People all around the world ring in the new year with a wide variety of festive celebrations, often including fireworks! Even if you don’t go see the show, you can probably hear the display booming across the city leading up to midnight. As 2018 came to an end, I listened to the cracks and pops from outside my window, and I began to wonder. How do fireworks… work?
Back to Basics
There are a wide variety of fireworks available for purchase, but I’ll be focusing on the most popular and most recognizable, the aerial firework. An aerial firework is made up of 5 main parts: the stick (what keeps the firework moving in a straight line), fuse (what ignites the main part of the firework), charge (an explosive designed to shoot the firework high into the air and away from spectators), effect (what makes the colourful explosion in the sky), and head (the pointed tip at the end of the firework that contains the effect(s)).
Put simply, an exploding firework is just a bunch of chemical reactions. The gunpowder contained in the firework is made up of fuel and an oxidizer. Fuels are molecules that contain lots of energy in their chemical bonds. Oxidizers are the molecules that help break these bonds to release the energy. Adding heat to the fuse causes enough activation energy (the minimum amount of energy that colliding particles need to elicit a reaction) to set the firework off into the sky!
The colours in the explosion can also be explained by chemistry. Metal salts are compacted into the fireworks’ effect(s). When adding extreme heat to any metal, it is normal for it to glow an intense colour. This is essentially what happens in a firework explosion; different metal compounds produce different colours. Sodium compounds are yellow and orange, copper and barium salts show green or blue, and calcium or strontium make red.
Fun Fact: The colour blue has been acknowledged as the rarest form of firework. This is because when the temperature gets too high, the colour washes out and stops emitting. When the temperature is too low, it won’t reach the desired intensity, so only a very specific range of heat will produce blue fireworks.

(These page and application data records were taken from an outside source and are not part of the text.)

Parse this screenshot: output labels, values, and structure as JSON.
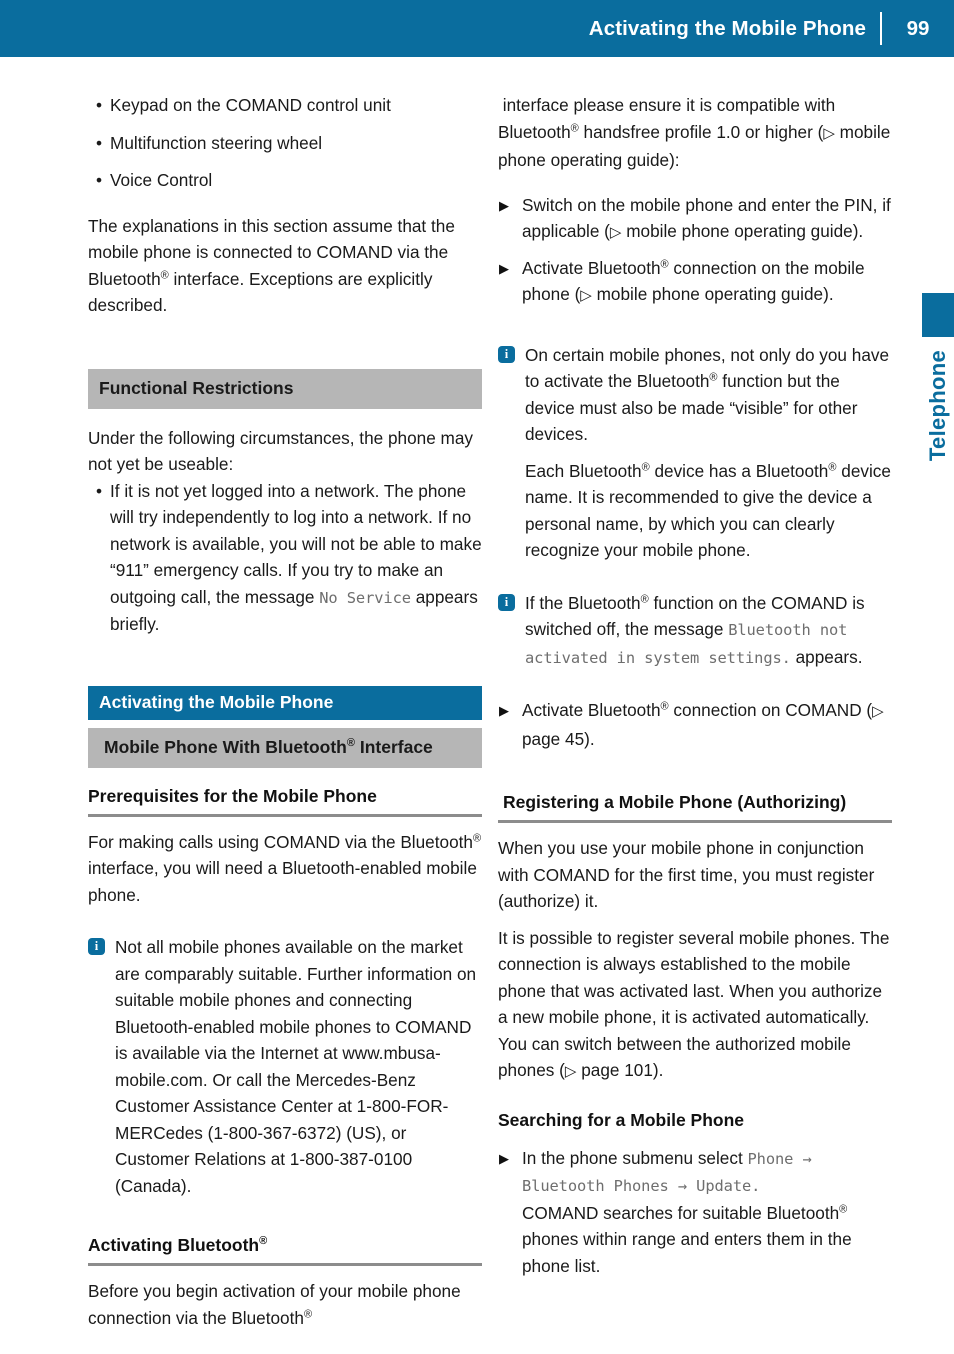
{
  "header": {
    "title": "Activating the Mobile Phone",
    "page_number": "99"
  },
  "side_tab": {
    "label": "Telephone"
  },
  "left_column": {
    "input_methods": [
      "Keypad on the COMAND control unit",
      "Multifunction steering wheel",
      "Voice Control"
    ],
    "intro_paragraph": "The explanations in this section assume that the mobile phone is connected to COMAND via the Bluetooth® interface. Exceptions are explicitly described.",
    "functional_restrictions_heading": "Functional Restrictions",
    "restrictions_intro": "Under the following circumstances, the phone may not yet be useable:",
    "restriction_bullet_part1": "If it is not yet logged into a network. The phone will try independently to log into a network. If no network is available, you will not be able to make “911” emergency calls. If you try to make an outgoing call, the message ",
    "restriction_bullet_mono": "No Service",
    "restriction_bullet_part2": " appears briefly.",
    "activating_heading": "Activating the Mobile Phone",
    "mobile_phone_bt_heading": "Mobile Phone With Bluetooth® Interface",
    "prerequisites_heading": "Prerequisites for the Mobile Phone",
    "prerequisites_paragraph": "For making calls using COMAND via the Bluetooth® interface, you will need a Bluetooth-enabled mobile phone.",
    "note_suitability": "Not all mobile phones available on the market are comparably suitable. Further information on suitable mobile phones and connecting Bluetooth-enabled mobile phones to COMAND is available via the Internet at www.mbusa-mobile.com. Or call the Mercedes-Benz Customer Assistance Center at 1-800-FOR-MERCedes (1-800-367-6372) (US), or Customer Relations at 1-800-387-0100 (Canada).",
    "activating_bluetooth_heading": "Activating Bluetooth®",
    "activating_bluetooth_paragraph": "Before you begin activation of your mobile phone connection via the Bluetooth®"
  },
  "right_column": {
    "continuation_paragraph": "interface please ensure it is compatible with Bluetooth® handsfree profile 1.0 or higher (▷ mobile phone operating guide):",
    "steps_1": [
      "Switch on the mobile phone and enter the PIN, if applicable (▷ mobile phone operating guide).",
      "Activate Bluetooth® connection on the mobile phone (▷ mobile phone operating guide)."
    ],
    "note_visible": "On certain mobile phones, not only do you have to activate the Bluetooth® function but the device must also be made “visible” for other devices.",
    "note_visible_cont": "Each Bluetooth® device has a Bluetooth® device name. It is recommended to give the device a personal name, by which you can clearly recognize your mobile phone.",
    "note_switched_off_part1": "If the Bluetooth® function on the COMAND is switched off, the message ",
    "note_switched_off_mono": "Bluetooth not activated in system settings.",
    "note_switched_off_part2": " appears.",
    "step_activate_comand": "Activate Bluetooth® connection on COMAND (▷ page 45).",
    "registering_heading": "Registering a Mobile Phone (Authorizing)",
    "registering_paragraph_1": "When you use your mobile phone in conjunction with COMAND for the first time, you must register (authorize) it.",
    "registering_paragraph_2": "It is possible to register several mobile phones. The connection is always established to the mobile phone that was activated last. When you authorize a new mobile phone, it is activated automatically. You can switch between the authorized mobile phones (▷ page 101).",
    "searching_heading": "Searching for a Mobile Phone",
    "search_step_part1": "In the phone submenu select ",
    "search_step_mono": "Phone → Bluetooth Phones → Update.",
    "search_step_part2": "COMAND searches for suitable Bluetooth® phones within range and enters them in the phone list."
  },
  "colors": {
    "brand_blue": "#0a6d9e",
    "band_gray": "#b6b6b6",
    "rule_gray": "#8c8c8c",
    "mono_gray": "#6e6e6e"
  },
  "icons": {
    "info": "i",
    "step_marker": "▶",
    "cross_reference": "▷",
    "bullet": "•"
  }
}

In contrast, reds, greens, and whites are very easy to produce because their colours won’t wash out if the temperature gets too high, it will only increase in intensity.
From a physics standpoint, fireworks are just as explainable. To explain the gorgeous symmetry of aerial fireworks, we can look at the conservation of momentum. This law states that the momentum of a system will be constant given that there are no external forces acting on it. In other words, the quantity of motion must be equal on each side of an explosion. Wind often acts as an external force that affects the balance, but at the time of the explosion, you can be assured that it is symmetrical.
Physics can also explain how a firework shoots up into the air in the first place. According to Newton’s third law, for every action force, there is an equal and opposite reaction force. The same way a rocket blasts off the ground, the powder in the charge burns, emitting gases that shoot out of the back of the firework. The gases exert a force on the firework, which in turn, exerts a force on the gases. This reaction force sends the firework off into the sky!